Joseph E. Karth, 83, a Democratic congressman who represented Minnesota's 4th District for 18 years, died May 29 of a heart attack at his home in Scottsdale, Ariz. He had been living in Scottsdale since leaving Washington in the late 1970s.
Elected in 1959 to the seat formerly held by Eugene McCarthy, Mr. Karth served on the House Science and Aeronautics Committee and was chairman of its subcommittee on space sciences and applications.
Son Kevin Karth recalled in an interview that his father was a proponent of manned spaceflight until about the time of the Apollo program, when he came to the conclusion that the National Aeronautics and Space Administration was losing momentum. He began to advocate unmanned spaceflight as a safer alternative and better return on the investment.
Karth also noted that his father, a Minnesota Vikings football fan, named the Viking spacecraft, the first space vehicle to land on Mars.
Mr. Karth also was interested in environmental protection and was the author of the 1968 Wild and Scenic Rivers Act.
Mr. Karth was born in New Brighton, Minn., and studied at the University of Nebraska School of Engineering before leaving school to enlist in the Army. He served in Europe during World War II and afterward worked for Minnesota Mining and Manufacturing Co.
He organized the Oil, Chemical and Atomic Workers Union at the St. Paul-based company and launched his political career as president of the union. He served in the Minnesota House of Representatives from 1950 to 1958.
In Congress, he also served on the House Ways and Means Committee.

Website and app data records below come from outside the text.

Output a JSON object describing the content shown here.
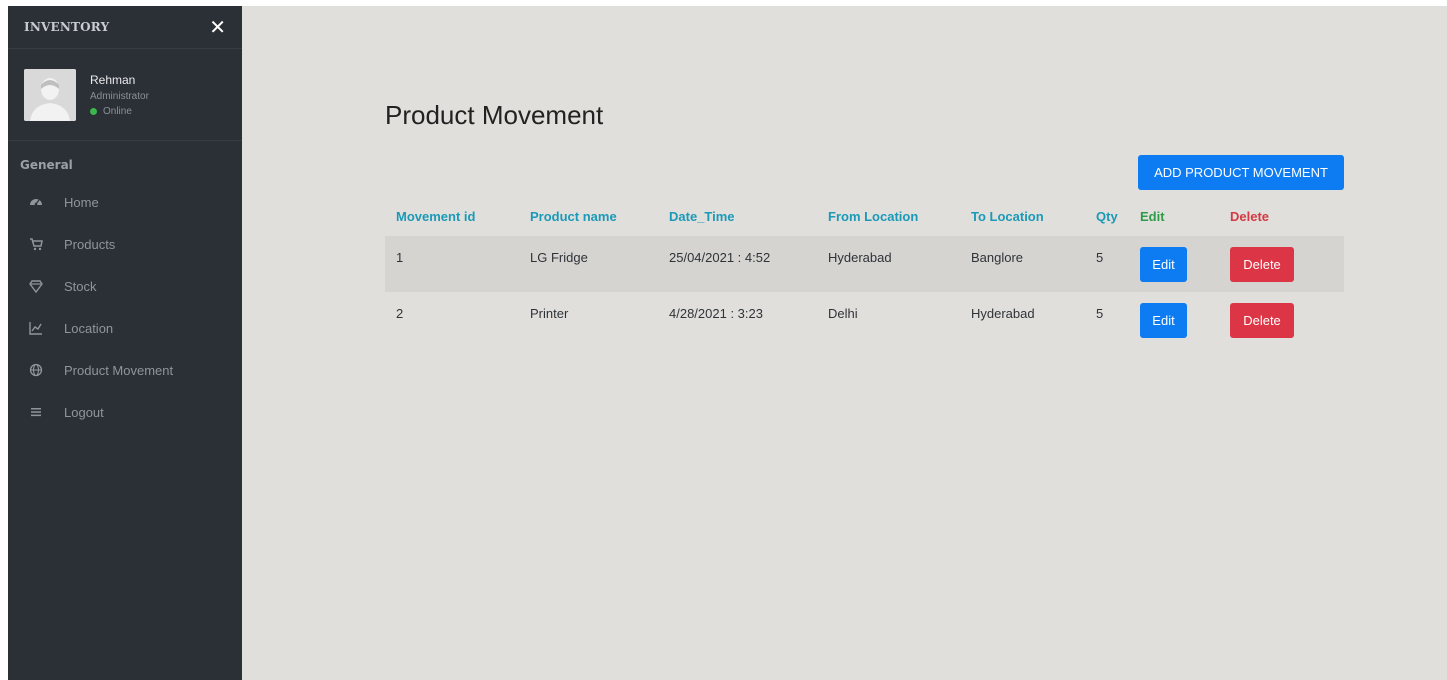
{
  "sidebar": {
    "brand": "INVENTORY",
    "close_icon": "close-icon",
    "user": {
      "name": "Rehman",
      "role": "Administrator",
      "status": "Online",
      "status_color": "#3cb54a"
    },
    "section_title": "General",
    "items": [
      {
        "label": "Home",
        "icon": "dashboard-icon"
      },
      {
        "label": "Products",
        "icon": "cart-icon"
      },
      {
        "label": "Stock",
        "icon": "diamond-icon"
      },
      {
        "label": "Location",
        "icon": "chart-icon"
      },
      {
        "label": "Product Movement",
        "icon": "globe-icon"
      },
      {
        "label": "Logout",
        "icon": "menu-icon"
      }
    ]
  },
  "main": {
    "title": "Product Movement",
    "add_button_label": "ADD PRODUCT MOVEMENT",
    "table": {
      "headers": [
        "Movement id",
        "Product name",
        "Date_Time",
        "From Location",
        "To Location",
        "Qty",
        "Edit",
        "Delete"
      ],
      "rows": [
        {
          "id": "1",
          "product": "LG Fridge",
          "datetime": "25/04/2021 : 4:52",
          "from": "Hyderabad",
          "to": "Banglore",
          "qty": "5",
          "edit": "Edit",
          "delete": "Delete"
        },
        {
          "id": "2",
          "product": "Printer",
          "datetime": "4/28/2021 : 3:23",
          "from": "Delhi",
          "to": "Hyderabad",
          "qty": "5",
          "edit": "Edit",
          "delete": "Delete"
        }
      ]
    }
  },
  "colors": {
    "sidebar_bg": "#2b2f36",
    "page_bg": "#e0dfdc",
    "primary": "#0d7bf2",
    "danger": "#dc3545",
    "header_teal": "#1b9ab8",
    "header_green": "#2f9b48"
  }
}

After a heart attack forced him to retire in 1977, he established a consulting firm and became a lobbyist specializing in trade issues.
Mr. Karth's wife, Charlotte Karth, died in 1992.
Survivors include two sons, Brian Karth of Scottsdale and Kevin Karth of Portland, Ore.; a sister; and four grandchildren.